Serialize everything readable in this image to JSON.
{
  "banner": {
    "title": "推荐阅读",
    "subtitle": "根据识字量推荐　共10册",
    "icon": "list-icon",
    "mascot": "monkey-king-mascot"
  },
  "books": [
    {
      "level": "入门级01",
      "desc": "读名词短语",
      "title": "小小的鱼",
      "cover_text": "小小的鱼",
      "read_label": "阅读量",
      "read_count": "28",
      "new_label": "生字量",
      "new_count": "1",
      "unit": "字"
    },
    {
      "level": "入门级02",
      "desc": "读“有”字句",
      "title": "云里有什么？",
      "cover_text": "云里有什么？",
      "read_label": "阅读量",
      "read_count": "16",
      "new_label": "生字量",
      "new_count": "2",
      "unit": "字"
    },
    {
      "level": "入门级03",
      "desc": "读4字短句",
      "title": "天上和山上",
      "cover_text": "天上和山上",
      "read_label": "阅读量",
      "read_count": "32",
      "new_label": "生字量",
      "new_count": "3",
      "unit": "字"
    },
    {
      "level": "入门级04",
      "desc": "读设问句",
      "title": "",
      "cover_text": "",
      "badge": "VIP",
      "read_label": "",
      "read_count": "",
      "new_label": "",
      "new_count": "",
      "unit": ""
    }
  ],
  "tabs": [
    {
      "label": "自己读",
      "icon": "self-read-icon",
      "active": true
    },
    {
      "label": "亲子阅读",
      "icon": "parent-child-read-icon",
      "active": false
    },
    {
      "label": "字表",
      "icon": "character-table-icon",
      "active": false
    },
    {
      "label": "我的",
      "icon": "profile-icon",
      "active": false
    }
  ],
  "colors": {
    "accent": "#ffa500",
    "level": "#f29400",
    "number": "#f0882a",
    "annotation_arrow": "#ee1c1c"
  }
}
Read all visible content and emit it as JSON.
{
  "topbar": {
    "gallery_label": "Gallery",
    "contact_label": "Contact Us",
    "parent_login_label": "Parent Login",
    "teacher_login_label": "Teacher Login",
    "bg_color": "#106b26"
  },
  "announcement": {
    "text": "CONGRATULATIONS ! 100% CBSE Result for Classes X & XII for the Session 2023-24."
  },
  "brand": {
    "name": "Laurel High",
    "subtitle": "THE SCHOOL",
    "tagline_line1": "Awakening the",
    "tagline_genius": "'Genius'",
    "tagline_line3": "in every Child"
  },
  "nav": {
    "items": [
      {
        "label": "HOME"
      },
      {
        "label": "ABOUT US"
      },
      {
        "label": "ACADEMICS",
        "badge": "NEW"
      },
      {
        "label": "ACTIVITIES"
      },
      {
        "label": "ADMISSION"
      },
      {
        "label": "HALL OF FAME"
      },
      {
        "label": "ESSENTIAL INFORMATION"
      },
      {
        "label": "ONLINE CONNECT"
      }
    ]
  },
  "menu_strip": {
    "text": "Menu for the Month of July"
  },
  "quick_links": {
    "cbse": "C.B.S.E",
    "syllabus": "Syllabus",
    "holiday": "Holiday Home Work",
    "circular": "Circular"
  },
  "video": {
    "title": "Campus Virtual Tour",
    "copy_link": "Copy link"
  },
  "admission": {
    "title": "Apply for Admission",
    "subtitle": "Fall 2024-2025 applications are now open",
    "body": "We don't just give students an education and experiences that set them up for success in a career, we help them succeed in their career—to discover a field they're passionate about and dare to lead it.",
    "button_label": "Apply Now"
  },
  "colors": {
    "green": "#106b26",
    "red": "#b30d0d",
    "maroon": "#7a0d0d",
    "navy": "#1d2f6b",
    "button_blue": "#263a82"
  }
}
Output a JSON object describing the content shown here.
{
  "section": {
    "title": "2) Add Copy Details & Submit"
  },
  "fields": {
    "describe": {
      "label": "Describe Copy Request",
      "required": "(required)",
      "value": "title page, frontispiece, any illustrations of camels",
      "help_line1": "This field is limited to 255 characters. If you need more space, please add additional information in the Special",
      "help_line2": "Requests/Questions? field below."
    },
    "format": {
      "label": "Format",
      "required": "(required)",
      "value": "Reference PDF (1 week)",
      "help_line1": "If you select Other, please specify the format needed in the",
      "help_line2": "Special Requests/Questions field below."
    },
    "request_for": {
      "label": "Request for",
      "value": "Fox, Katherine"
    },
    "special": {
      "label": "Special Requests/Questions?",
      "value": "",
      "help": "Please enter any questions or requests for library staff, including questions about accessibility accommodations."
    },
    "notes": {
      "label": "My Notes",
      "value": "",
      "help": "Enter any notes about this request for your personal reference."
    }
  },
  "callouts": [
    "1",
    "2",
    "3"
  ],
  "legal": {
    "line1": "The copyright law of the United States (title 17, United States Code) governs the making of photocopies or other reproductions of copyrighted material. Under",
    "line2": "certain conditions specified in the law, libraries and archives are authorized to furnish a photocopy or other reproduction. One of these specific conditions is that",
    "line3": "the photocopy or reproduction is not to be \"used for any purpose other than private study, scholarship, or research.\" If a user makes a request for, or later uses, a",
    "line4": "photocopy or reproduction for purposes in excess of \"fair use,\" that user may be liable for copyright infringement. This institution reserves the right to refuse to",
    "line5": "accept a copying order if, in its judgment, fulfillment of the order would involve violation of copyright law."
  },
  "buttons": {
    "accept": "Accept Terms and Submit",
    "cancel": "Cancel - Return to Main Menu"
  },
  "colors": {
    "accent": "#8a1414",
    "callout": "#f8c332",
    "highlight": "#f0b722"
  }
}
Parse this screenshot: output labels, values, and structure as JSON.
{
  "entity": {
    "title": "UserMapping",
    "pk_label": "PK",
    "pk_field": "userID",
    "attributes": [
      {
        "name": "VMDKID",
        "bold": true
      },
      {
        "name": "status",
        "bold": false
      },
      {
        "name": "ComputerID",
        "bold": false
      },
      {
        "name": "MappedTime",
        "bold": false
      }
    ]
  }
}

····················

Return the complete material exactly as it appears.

▶ **ANSWER TO THIS EXERCISE**:
Serialize everything readable in this image to JSON.
{
  "banner": {
    "title": "推荐阅读",
    "subtitle": "根据识字量推荐　共10册",
    "icon": "list-icon",
    "mascot": "monkey-king-mascot"
  },
  "books": [
    {
      "level": "入门级01",
      "desc": "读名词短语",
      "title": "小小的鱼",
      "cover_text": "小小的鱼",
      "read_label": "阅读量",
      "read_count": "28",
      "new_label": "生字量",
      "new_count": "1",
      "unit": "字"
    },
    {
      "level": "入门级02",
      "desc": "读“有”字句",
      "title": "云里有什么？",
      "cover_text": "云里有什么？",
      "read_label": "阅读量",
      "read_count": "16",
      "new_label": "生字量",
      "new_count": "2",
      "unit": "字"
    },
    {
      "level": "入门级03",
      "desc": "读4字短句",
      "title": "天上和山上",
      "cover_text": "天上和山上",
      "read_label": "阅读量",
      "read_count": "32",
      "new_label": "生字量",
      "new_count": "3",
      "unit": "字"
    },
    {
      "level": "入门级04",
      "desc": "读设问句",
      "title": "",
      "cover_text": "",
      "badge": "VIP",
      "read_label": "",
      "read_count": "",
      "new_label": "",
      "new_count": "",
      "unit": ""
    }
  ],
  "tabs": [
    {
      "label": "自己读",
      "icon": "self-read-icon",
      "active": true
    },
    {
      "label": "亲子阅读",
      "icon": "parent-child-read-icon",
      "active": false
    },
    {
      "label": "字表",
      "icon": "character-table-icon",
      "active": false
    },
    {
      "label": "我的",
      "icon": "profile-icon",
      "active": false
    }
  ],
  "colors": {
    "accent": "#ffa500",
    "level": "#f29400",
    "number": "#f0882a",
    "annotation_arrow": "#ee1c1c"
  }
}
Read all visible content and emit it as JSON.
{
  "topbar": {
    "gallery_label": "Gallery",
    "contact_label": "Contact Us",
    "parent_login_label": "Parent Login",
    "teacher_login_label": "Teacher Login",
    "bg_color": "#106b26"
  },
  "announcement": {
    "text": "CONGRATULATIONS ! 100% CBSE Result for Classes X & XII for the Session 2023-24."
  },
  "brand": {
    "name": "Laurel High",
    "subtitle": "THE SCHOOL",
    "tagline_line1": "Awakening the",
    "tagline_genius": "'Genius'",
    "tagline_line3": "in every Child"
  },
  "nav": {
    "items": [
      {
        "label": "HOME"
      },
      {
        "label": "ABOUT US"
      },
      {
        "label": "ACADEMICS",
        "badge": "NEW"
      },
      {
        "label": "ACTIVITIES"
      },
      {
        "label": "ADMISSION"
      },
      {
        "label": "HALL OF FAME"
      },
      {
        "label": "ESSENTIAL INFORMATION"
      },
      {
        "label": "ONLINE CONNECT"
      }
    ]
  },
  "menu_strip": {
    "text": "Menu for the Month of July"
  },
  "quick_links": {
    "cbse": "C.B.S.E",
    "syllabus": "Syllabus",
    "holiday": "Holiday Home Work",
    "circular": "Circular"
  },
  "video": {
    "title": "Campus Virtual Tour",
    "copy_link": "Copy link"
  },
  "admission": {
    "title": "Apply for Admission",
    "subtitle": "Fall 2024-2025 applications are now open",
    "body": "We don't just give students an education and experiences that set them up for success in a career, we help them succeed in their career—to discover a field they're passionate about and dare to lead it.",
    "button_label": "Apply Now"
  },
  "colors": {
    "green": "#106b26",
    "red": "#b30d0d",
    "maroon": "#7a0d0d",
    "navy": "#1d2f6b",
    "button_blue": "#263a82"
  }
}
Output a JSON object describing the content shown here.
{
  "section": {
    "title": "2) Add Copy Details & Submit"
  },
  "fields": {
    "describe": {
      "label": "Describe Copy Request",
      "required": "(required)",
      "value": "title page, frontispiece, any illustrations of camels",
      "help_line1": "This field is limited to 255 characters. If you need more space, please add additional information in the Special",
      "help_line2": "Requests/Questions? field below."
    },
    "format": {
      "label": "Format",
      "required": "(required)",
      "value": "Reference PDF (1 week)",
      "help_line1": "If you select Other, please specify the format needed in the",
      "help_line2": "Special Requests/Questions field below."
    },
    "request_for": {
      "label": "Request for",
      "value": "Fox, Katherine"
    },
    "special": {
      "label": "Special Requests/Questions?",
      "value": "",
      "help": "Please enter any questions or requests for library staff, including questions about accessibility accommodations."
    },
    "notes": {
      "label": "My Notes",
      "value": "",
      "help": "Enter any notes about this request for your personal reference."
    }
  },
  "callouts": [
    "1",
    "2",
    "3"
  ],
  "legal": {
    "line1": "The copyright law of the United States (title 17, United States Code) governs the making of photocopies or other reproductions of copyrighted material. Under",
    "line2": "certain conditions specified in the law, libraries and archives are authorized to furnish a photocopy or other reproduction. One of these specific conditions is that",
    "line3": "the photocopy or reproduction is not to be \"used for any purpose other than private study, scholarship, or research.\" If a user makes a request for, or later uses, a",
    "line4": "photocopy or reproduction for purposes in excess of \"fair use,\" that user may be liable for copyright infringement. This institution reserves the right to refuse to",
    "line5": "accept a copying order if, in its judgment, fulfillment of the order would involve violation of copyright law."
  },
  "buttons": {
    "accept": "Accept Terms and Submit",
    "cancel": "Cancel - Return to Main Menu"
  },
  "colors": {
    "accent": "#8a1414",
    "callout": "#f8c332",
    "highlight": "#f0b722"
  }
}
Parse this screenshot: output labels, values, and structure as JSON.
{
  "entity": {
    "title": "UserMapping",
    "pk_label": "PK",
    "pk_field": "userID",
    "attributes": [
      {
        "name": "VMDKID",
        "bold": true
      },
      {
        "name": "status",
        "bold": false
      },
      {
        "name": "ComputerID",
        "bold": false
      },
      {
        "name": "MappedTime",
        "bold": false
      }
    ]
  }
}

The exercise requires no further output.